• **Problem details**
Your response should consist of the records below, repeated exactly.

BEGIN Records provided

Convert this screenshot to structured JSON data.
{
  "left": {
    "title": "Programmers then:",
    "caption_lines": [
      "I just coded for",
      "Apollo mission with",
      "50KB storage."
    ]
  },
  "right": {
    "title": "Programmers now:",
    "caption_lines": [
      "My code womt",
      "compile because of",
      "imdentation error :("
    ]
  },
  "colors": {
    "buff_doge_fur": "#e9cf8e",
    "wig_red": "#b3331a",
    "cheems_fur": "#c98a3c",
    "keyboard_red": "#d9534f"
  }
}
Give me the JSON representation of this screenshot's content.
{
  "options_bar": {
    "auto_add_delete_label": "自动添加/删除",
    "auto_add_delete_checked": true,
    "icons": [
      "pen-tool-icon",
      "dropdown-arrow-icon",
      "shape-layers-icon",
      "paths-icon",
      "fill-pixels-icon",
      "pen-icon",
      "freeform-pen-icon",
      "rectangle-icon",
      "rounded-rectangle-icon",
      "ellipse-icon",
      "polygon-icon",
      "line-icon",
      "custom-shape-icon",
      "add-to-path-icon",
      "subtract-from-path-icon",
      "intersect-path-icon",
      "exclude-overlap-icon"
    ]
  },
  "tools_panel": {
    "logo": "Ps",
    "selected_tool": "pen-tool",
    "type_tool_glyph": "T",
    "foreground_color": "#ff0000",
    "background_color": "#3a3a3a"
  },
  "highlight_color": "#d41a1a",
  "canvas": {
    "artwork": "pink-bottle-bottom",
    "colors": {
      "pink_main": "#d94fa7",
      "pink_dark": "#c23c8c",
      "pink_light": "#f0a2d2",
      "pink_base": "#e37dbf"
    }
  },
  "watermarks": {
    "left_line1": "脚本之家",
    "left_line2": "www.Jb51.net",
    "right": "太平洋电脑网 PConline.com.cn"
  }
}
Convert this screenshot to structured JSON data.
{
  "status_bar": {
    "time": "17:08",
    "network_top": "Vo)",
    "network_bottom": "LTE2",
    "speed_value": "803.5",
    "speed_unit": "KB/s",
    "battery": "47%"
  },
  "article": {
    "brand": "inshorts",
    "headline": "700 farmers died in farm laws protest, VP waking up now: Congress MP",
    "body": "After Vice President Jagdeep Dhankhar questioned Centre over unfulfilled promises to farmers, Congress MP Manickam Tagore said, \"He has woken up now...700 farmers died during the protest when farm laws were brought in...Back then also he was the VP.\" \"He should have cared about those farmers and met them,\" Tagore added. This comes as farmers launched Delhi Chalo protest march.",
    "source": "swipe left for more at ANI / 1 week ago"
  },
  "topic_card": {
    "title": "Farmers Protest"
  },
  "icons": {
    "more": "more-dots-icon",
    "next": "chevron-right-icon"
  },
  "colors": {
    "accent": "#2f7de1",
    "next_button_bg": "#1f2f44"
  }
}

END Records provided

• **Your solution**
Convert this screenshot to structured JSON data.
{
  "left": {
    "title": "Programmers then:",
    "caption_lines": [
      "I just coded for",
      "Apollo mission with",
      "50KB storage."
    ]
  },
  "right": {
    "title": "Programmers now:",
    "caption_lines": [
      "My code womt",
      "compile because of",
      "imdentation error :("
    ]
  },
  "colors": {
    "buff_doge_fur": "#e9cf8e",
    "wig_red": "#b3331a",
    "cheems_fur": "#c98a3c",
    "keyboard_red": "#d9534f"
  }
}
Give me the JSON representation of this screenshot's content.
{
  "options_bar": {
    "auto_add_delete_label": "自动添加/删除",
    "auto_add_delete_checked": true,
    "icons": [
      "pen-tool-icon",
      "dropdown-arrow-icon",
      "shape-layers-icon",
      "paths-icon",
      "fill-pixels-icon",
      "pen-icon",
      "freeform-pen-icon",
      "rectangle-icon",
      "rounded-rectangle-icon",
      "ellipse-icon",
      "polygon-icon",
      "line-icon",
      "custom-shape-icon",
      "add-to-path-icon",
      "subtract-from-path-icon",
      "intersect-path-icon",
      "exclude-overlap-icon"
    ]
  },
  "tools_panel": {
    "logo": "Ps",
    "selected_tool": "pen-tool",
    "type_tool_glyph": "T",
    "foreground_color": "#ff0000",
    "background_color": "#3a3a3a"
  },
  "highlight_color": "#d41a1a",
  "canvas": {
    "artwork": "pink-bottle-bottom",
    "colors": {
      "pink_main": "#d94fa7",
      "pink_dark": "#c23c8c",
      "pink_light": "#f0a2d2",
      "pink_base": "#e37dbf"
    }
  },
  "watermarks": {
    "left_line1": "脚本之家",
    "left_line2": "www.Jb51.net",
    "right": "太平洋电脑网 PConline.com.cn"
  }
}
Convert this screenshot to structured JSON data.
{
  "status_bar": {
    "time": "17:08",
    "network_top": "Vo)",
    "network_bottom": "LTE2",
    "speed_value": "803.5",
    "speed_unit": "KB/s",
    "battery": "47%"
  },
  "article": {
    "brand": "inshorts",
    "headline": "700 farmers died in farm laws protest, VP waking up now: Congress MP",
    "body": "After Vice President Jagdeep Dhankhar questioned Centre over unfulfilled promises to farmers, Congress MP Manickam Tagore said, \"He has woken up now...700 farmers died during the protest when farm laws were brought in...Back then also he was the VP.\" \"He should have cared about those farmers and met them,\" Tagore added. This comes as farmers launched Delhi Chalo protest march.",
    "source": "swipe left for more at ANI / 1 week ago"
  },
  "topic_card": {
    "title": "Farmers Protest"
  },
  "icons": {
    "more": "more-dots-icon",
    "next": "chevron-right-icon"
  },
  "colors": {
    "accent": "#2f7de1",
    "next_button_bg": "#1f2f44"
  }
}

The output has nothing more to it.